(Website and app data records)
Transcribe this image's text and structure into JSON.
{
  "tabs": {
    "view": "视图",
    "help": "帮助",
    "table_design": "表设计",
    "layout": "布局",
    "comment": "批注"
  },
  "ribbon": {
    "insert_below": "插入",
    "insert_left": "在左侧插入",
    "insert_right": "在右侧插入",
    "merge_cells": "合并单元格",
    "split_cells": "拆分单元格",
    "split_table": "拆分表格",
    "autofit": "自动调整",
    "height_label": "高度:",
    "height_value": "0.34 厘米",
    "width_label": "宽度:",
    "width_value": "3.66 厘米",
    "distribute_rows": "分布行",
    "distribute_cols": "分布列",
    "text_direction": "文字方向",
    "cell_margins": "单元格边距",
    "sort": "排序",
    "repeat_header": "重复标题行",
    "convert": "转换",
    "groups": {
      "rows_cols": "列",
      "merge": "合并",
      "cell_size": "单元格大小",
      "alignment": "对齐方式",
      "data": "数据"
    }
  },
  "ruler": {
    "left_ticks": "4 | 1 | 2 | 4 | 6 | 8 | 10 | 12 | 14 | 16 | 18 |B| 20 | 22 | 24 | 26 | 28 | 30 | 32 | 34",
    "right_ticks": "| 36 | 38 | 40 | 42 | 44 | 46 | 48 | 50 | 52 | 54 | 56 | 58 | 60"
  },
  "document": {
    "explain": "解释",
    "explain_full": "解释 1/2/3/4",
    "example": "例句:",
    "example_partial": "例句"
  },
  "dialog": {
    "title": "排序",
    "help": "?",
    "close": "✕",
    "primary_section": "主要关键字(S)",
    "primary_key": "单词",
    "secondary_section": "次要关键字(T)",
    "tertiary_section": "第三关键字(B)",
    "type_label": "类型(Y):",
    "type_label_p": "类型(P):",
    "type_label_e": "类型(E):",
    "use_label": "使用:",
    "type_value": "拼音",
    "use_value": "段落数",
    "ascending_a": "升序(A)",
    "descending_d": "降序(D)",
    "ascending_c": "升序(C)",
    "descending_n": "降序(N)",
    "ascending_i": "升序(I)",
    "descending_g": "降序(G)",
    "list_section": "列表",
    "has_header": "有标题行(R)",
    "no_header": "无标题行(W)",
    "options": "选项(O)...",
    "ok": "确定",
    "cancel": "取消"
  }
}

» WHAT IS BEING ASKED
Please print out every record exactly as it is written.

» WRITTEN REPLY
Transcribe this image's text and structure into JSON.
{
  "tabs": {
    "view": "视图",
    "help": "帮助",
    "table_design": "表设计",
    "layout": "布局",
    "comment": "批注"
  },
  "ribbon": {
    "insert_below": "插入",
    "insert_left": "在左侧插入",
    "insert_right": "在右侧插入",
    "merge_cells": "合并单元格",
    "split_cells": "拆分单元格",
    "split_table": "拆分表格",
    "autofit": "自动调整",
    "height_label": "高度:",
    "height_value": "0.34 厘米",
    "width_label": "宽度:",
    "width_value": "3.66 厘米",
    "distribute_rows": "分布行",
    "distribute_cols": "分布列",
    "text_direction": "文字方向",
    "cell_margins": "单元格边距",
    "sort": "排序",
    "repeat_header": "重复标题行",
    "convert": "转换",
    "groups": {
      "rows_cols": "列",
      "merge": "合并",
      "cell_size": "单元格大小",
      "alignment": "对齐方式",
      "data": "数据"
    }
  },
  "ruler": {
    "left_ticks": "4 | 1 | 2 | 4 | 6 | 8 | 10 | 12 | 14 | 16 | 18 |B| 20 | 22 | 24 | 26 | 28 | 30 | 32 | 34",
    "right_ticks": "| 36 | 38 | 40 | 42 | 44 | 46 | 48 | 50 | 52 | 54 | 56 | 58 | 60"
  },
  "document": {
    "explain": "解释",
    "explain_full": "解释 1/2/3/4",
    "example": "例句:",
    "example_partial": "例句"
  },
  "dialog": {
    "title": "排序",
    "help": "?",
    "close": "✕",
    "primary_section": "主要关键字(S)",
    "primary_key": "单词",
    "secondary_section": "次要关键字(T)",
    "tertiary_section": "第三关键字(B)",
    "type_label": "类型(Y):",
    "type_label_p": "类型(P):",
    "type_label_e": "类型(E):",
    "use_label": "使用:",
    "type_value": "拼音",
    "use_value": "段落数",
    "ascending_a": "升序(A)",
    "descending_d": "降序(D)",
    "ascending_c": "升序(C)",
    "descending_n": "降序(N)",
    "ascending_i": "升序(I)",
    "descending_g": "降序(G)",
    "list_section": "列表",
    "has_header": "有标题行(R)",
    "no_header": "无标题行(W)",
    "options": "选项(O)...",
    "ok": "确定",
    "cancel": "取消"
  }
}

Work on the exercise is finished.